↓

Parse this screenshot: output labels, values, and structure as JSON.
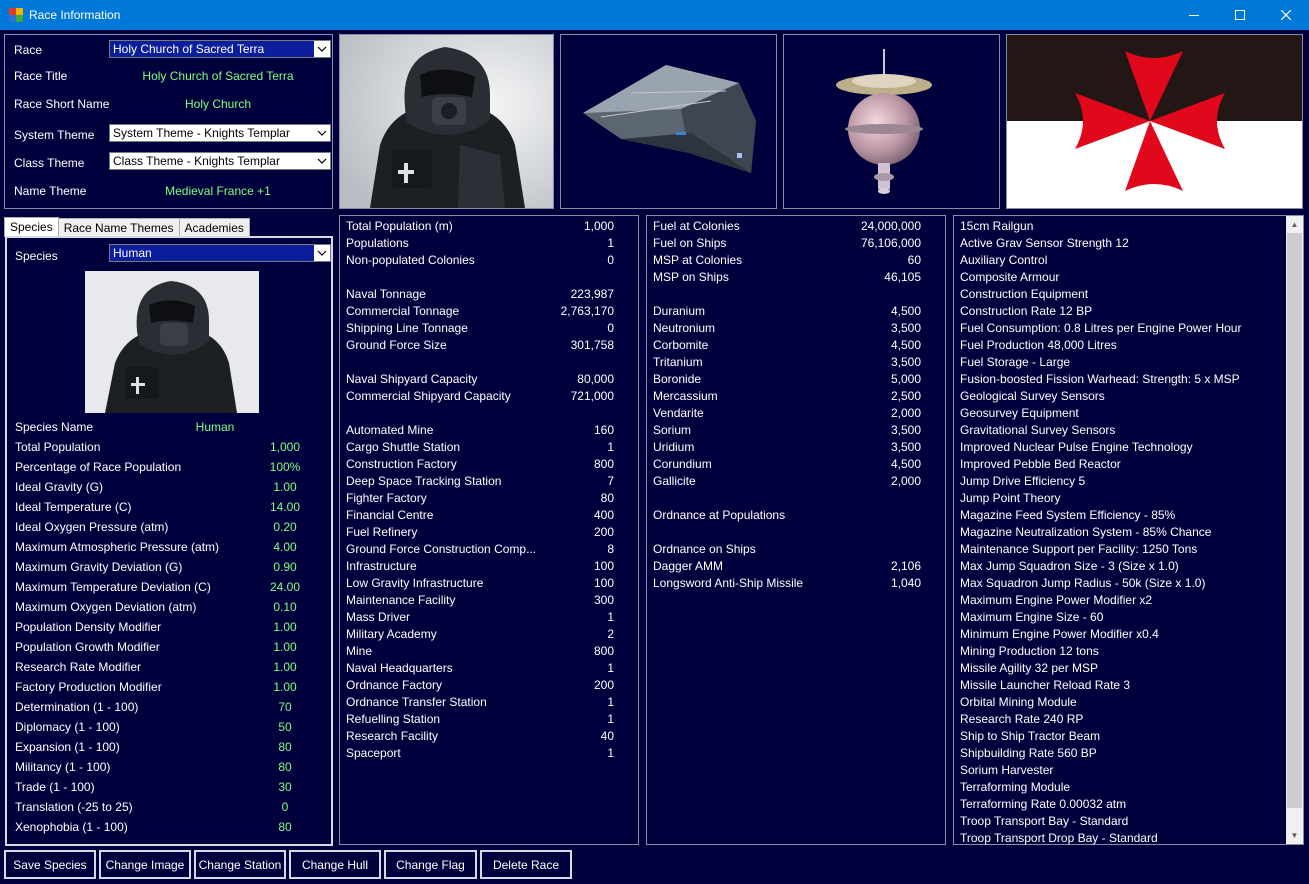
{
  "window": {
    "title": "Race Information",
    "icon": "app-grid-icon",
    "icon_colors": [
      "#e23c2c",
      "#f4b400",
      "#2c72d6",
      "#3caa3c"
    ]
  },
  "race": {
    "race_label": "Race",
    "race_value": "Holy Church of Sacred Terra",
    "race_title_label": "Race Title",
    "race_title_value": "Holy Church of Sacred Terra",
    "short_name_label": "Race Short Name",
    "short_name_value": "Holy Church",
    "system_theme_label": "System Theme",
    "system_theme_value": "System Theme - Knights Templar",
    "class_theme_label": "Class Theme",
    "class_theme_value": "Class Theme - Knights Templar",
    "name_theme_label": "Name Theme",
    "name_theme_value": "Medieval France +1"
  },
  "flag": {
    "top_color": "#221715",
    "bottom_color": "#ffffff",
    "cross_color": "#e1081c"
  },
  "tabs": [
    "Species",
    "Race Name Themes",
    "Academies"
  ],
  "species": {
    "label": "Species",
    "value": "Human",
    "stats": [
      {
        "label": "Species Name",
        "value": "Human"
      },
      {
        "label": "Total Population",
        "value": "1,000"
      },
      {
        "label": "Percentage of Race Population",
        "value": "100%"
      },
      {
        "label": "Ideal Gravity (G)",
        "value": "1.00"
      },
      {
        "label": "Ideal Temperature (C)",
        "value": "14.00"
      },
      {
        "label": "Ideal Oxygen Pressure (atm)",
        "value": "0.20"
      },
      {
        "label": "Maximum Atmospheric Pressure (atm)",
        "value": "4.00"
      },
      {
        "label": "Maximum Gravity Deviation (G)",
        "value": "0.90"
      },
      {
        "label": "Maximum Temperature Deviation (C)",
        "value": "24.00"
      },
      {
        "label": "Maximum Oxygen Deviation (atm)",
        "value": "0.10"
      },
      {
        "label": "Population Density Modifier",
        "value": "1.00"
      },
      {
        "label": "Population Growth Modifier",
        "value": "1.00"
      },
      {
        "label": "Research Rate Modifier",
        "value": "1.00"
      },
      {
        "label": "Factory Production Modifier",
        "value": "1.00"
      },
      {
        "label": "Determination (1 - 100)",
        "value": "70"
      },
      {
        "label": "Diplomacy (1 - 100)",
        "value": "50"
      },
      {
        "label": "Expansion (1 - 100)",
        "value": "80"
      },
      {
        "label": "Militancy (1 - 100)",
        "value": "80"
      },
      {
        "label": "Trade (1 - 100)",
        "value": "30"
      },
      {
        "label": "Translation (-25 to 25)",
        "value": "0"
      },
      {
        "label": "Xenophobia (1 - 100)",
        "value": "80"
      }
    ]
  },
  "summary": [
    {
      "label": "Total Population (m)",
      "value": "1,000"
    },
    {
      "label": "Populations",
      "value": "1"
    },
    {
      "label": "Non-populated Colonies",
      "value": "0"
    },
    {
      "label": "",
      "value": ""
    },
    {
      "label": "Naval Tonnage",
      "value": "223,987"
    },
    {
      "label": "Commercial Tonnage",
      "value": "2,763,170"
    },
    {
      "label": "Shipping Line Tonnage",
      "value": "0"
    },
    {
      "label": "Ground Force Size",
      "value": "301,758"
    },
    {
      "label": "",
      "value": ""
    },
    {
      "label": "Naval Shipyard Capacity",
      "value": "80,000"
    },
    {
      "label": "Commercial Shipyard Capacity",
      "value": "721,000"
    },
    {
      "label": "",
      "value": ""
    },
    {
      "label": "Automated Mine",
      "value": "160"
    },
    {
      "label": "Cargo Shuttle Station",
      "value": "1"
    },
    {
      "label": "Construction Factory",
      "value": "800"
    },
    {
      "label": "Deep Space Tracking Station",
      "value": "7"
    },
    {
      "label": "Fighter Factory",
      "value": "80"
    },
    {
      "label": "Financial Centre",
      "value": "400"
    },
    {
      "label": "Fuel Refinery",
      "value": "200"
    },
    {
      "label": "Ground Force Construction Comp...",
      "value": "8"
    },
    {
      "label": "Infrastructure",
      "value": "100"
    },
    {
      "label": "Low Gravity Infrastructure",
      "value": "100"
    },
    {
      "label": "Maintenance Facility",
      "value": "300"
    },
    {
      "label": "Mass Driver",
      "value": "1"
    },
    {
      "label": "Military Academy",
      "value": "2"
    },
    {
      "label": "Mine",
      "value": "800"
    },
    {
      "label": "Naval Headquarters",
      "value": "1"
    },
    {
      "label": "Ordnance Factory",
      "value": "200"
    },
    {
      "label": "Ordnance Transfer Station",
      "value": "1"
    },
    {
      "label": "Refuelling Station",
      "value": "1"
    },
    {
      "label": "Research Facility",
      "value": "40"
    },
    {
      "label": "Spaceport",
      "value": "1"
    }
  ],
  "resources": [
    {
      "label": "Fuel at Colonies",
      "value": "24,000,000"
    },
    {
      "label": "Fuel on Ships",
      "value": "76,106,000"
    },
    {
      "label": "MSP at Colonies",
      "value": "60"
    },
    {
      "label": "MSP on Ships",
      "value": "46,105"
    },
    {
      "label": "",
      "value": ""
    },
    {
      "label": "Duranium",
      "value": "4,500"
    },
    {
      "label": "Neutronium",
      "value": "3,500"
    },
    {
      "label": "Corbomite",
      "value": "4,500"
    },
    {
      "label": "Tritanium",
      "value": "3,500"
    },
    {
      "label": "Boronide",
      "value": "5,000"
    },
    {
      "label": "Mercassium",
      "value": "2,500"
    },
    {
      "label": "Vendarite",
      "value": "2,000"
    },
    {
      "label": "Sorium",
      "value": "3,500"
    },
    {
      "label": "Uridium",
      "value": "3,500"
    },
    {
      "label": "Corundium",
      "value": "4,500"
    },
    {
      "label": "Gallicite",
      "value": "2,000"
    },
    {
      "label": "",
      "value": ""
    },
    {
      "label": "Ordnance at Populations",
      "value": ""
    },
    {
      "label": "",
      "value": ""
    },
    {
      "label": "Ordnance on Ships",
      "value": ""
    },
    {
      "label": "Dagger AMM",
      "value": "2,106"
    },
    {
      "label": "Longsword Anti-Ship Missile",
      "value": "1,040"
    }
  ],
  "technologies": [
    "15cm Railgun",
    "Active Grav Sensor Strength 12",
    "Auxiliary Control",
    "Composite Armour",
    "Construction Equipment",
    "Construction Rate 12 BP",
    "Fuel Consumption: 0.8 Litres per Engine Power Hour",
    "Fuel Production 48,000 Litres",
    "Fuel Storage - Large",
    "Fusion-boosted Fission Warhead: Strength: 5 x MSP",
    "Geological Survey Sensors",
    "Geosurvey Equipment",
    "Gravitational Survey Sensors",
    "Improved Nuclear Pulse Engine Technology",
    "Improved Pebble Bed Reactor",
    "Jump Drive Efficiency 5",
    "Jump Point Theory",
    "Magazine Feed System Efficiency - 85%",
    "Magazine Neutralization System - 85% Chance",
    "Maintenance Support per Facility: 1250 Tons",
    "Max Jump Squadron Size - 3 (Size x 1.0)",
    "Max Squadron Jump Radius - 50k (Size x 1.0)",
    "Maximum Engine Power Modifier x2",
    "Maximum Engine Size - 60",
    "Minimum Engine Power Modifier x0.4",
    "Mining Production 12 tons",
    "Missile Agility 32 per MSP",
    "Missile Launcher Reload Rate 3",
    "Orbital Mining Module",
    "Research Rate 240 RP",
    "Ship to Ship Tractor Beam",
    "Shipbuilding Rate 560 BP",
    "Sorium Harvester",
    "Terraforming Module",
    "Terraforming Rate 0.00032 atm",
    "Troop Transport Bay - Standard",
    "Troop Transport Drop Bay - Standard"
  ],
  "buttons": [
    "Save Species",
    "Change Image",
    "Change Station",
    "Change Hull",
    "Change Flag",
    "Delete Race"
  ]
}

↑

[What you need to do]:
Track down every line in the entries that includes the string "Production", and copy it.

[Output for this exercise]:
        "label": "Factory Production Modifier",
    "Fuel Production 48,000 Litres",
    "Mining Production 12 tons",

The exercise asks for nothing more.